“Haryana burnt its thickest bundle of straw this year.” said the reports. Forest fires, pollution, loss of soil nutrients are among the many harmful effects of stubble burning.
On December 10, 2015, the National Green Tribunal (NGT) had banned crop residue burning in the states of Rajasthan, Uttar Pradesh, Haryana, and Punjab. But according to an estimate, 20 million tonnes of rice stubble is produced every year in Punjab alone, 80 per cent of which is burnt. A study estimates that crop residue burning releases 149.24 million tonnes of carbon dioxide and 9 million tonnes of carbon monoxide. These contribute to environmental pollution, smog, and melting of glaciers. Apart from this, stubble burning leads to the loss of friendly pests present in the soil’s top layer as the heat from the burning paddy can penetrate 1 cm into the soil. Moreover, health problems caused by it cannot be ignored. According to a report released by the Institute for Social and Economic Change, Bengaluru, people in rural Punjab spend Rs7.6 crores every year on treatment for ailments caused by stubble burning. What can be done but isn’t being?
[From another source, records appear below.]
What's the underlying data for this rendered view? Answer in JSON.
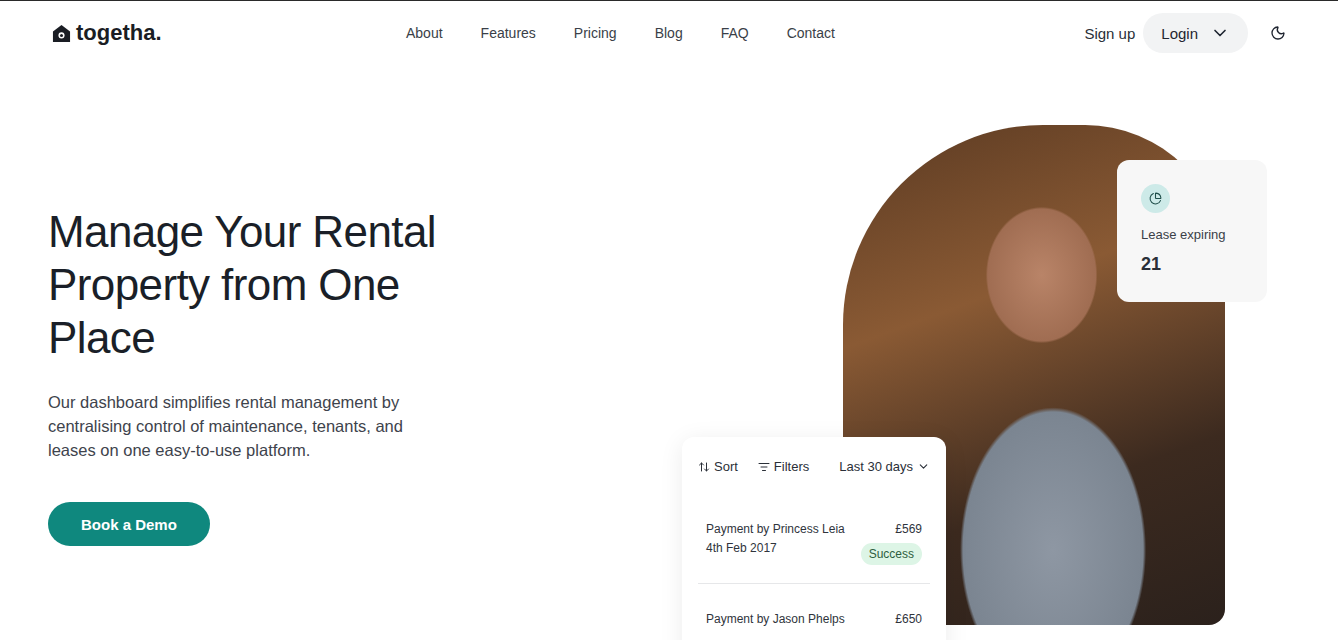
{
  "header": {
    "logo": "togetha.",
    "nav": [
      "About",
      "Features",
      "Pricing",
      "Blog",
      "FAQ",
      "Contact"
    ],
    "signup": "Sign up",
    "login": "Login"
  },
  "hero": {
    "title": "Manage Your Rental Property from One Place",
    "description": "Our dashboard simplifies rental management by centralising control of maintenance, tenants, and leases on one easy-to-use platform.",
    "cta": "Book a Demo"
  },
  "lease_card": {
    "label": "Lease expiring",
    "value": "21"
  },
  "payments_card": {
    "toolbar": {
      "sort": "Sort",
      "filters": "Filters",
      "range": "Last 30 days"
    },
    "rows": [
      {
        "name": "Payment by Princess Leia",
        "date": "4th Feb 2017",
        "amount": "£569",
        "status": "Success"
      },
      {
        "name": "Payment by Jason Phelps",
        "amount": "£650"
      }
    ]
  }
}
What can be done but isn’t being?
In 2014, the Union government released the National Policy for Management of Crop Residue, which tells the alternative ways to deal and decompose the farm straw.
Peasants can also use-
- Happy Seeder- used to sow crops in standing stubble.
- Rotavators- used for land preparation and incorporation of crop stubble in soil.
- Zero Till Seed Drill- used for land preparation by directly sowing seeds in the previous crop stubble.
- Paddy Straw Chopper- used for cutting paddy stubble for easy mixing into the soil.
And many more such machines and ways are available but why they aren’t used widely?
Maybe because of the lack of subsidies or knowledge or just because of resistance to a change.
Should we, the city dwellers, be worried about this? Yes, because this rural malpractice has global implications.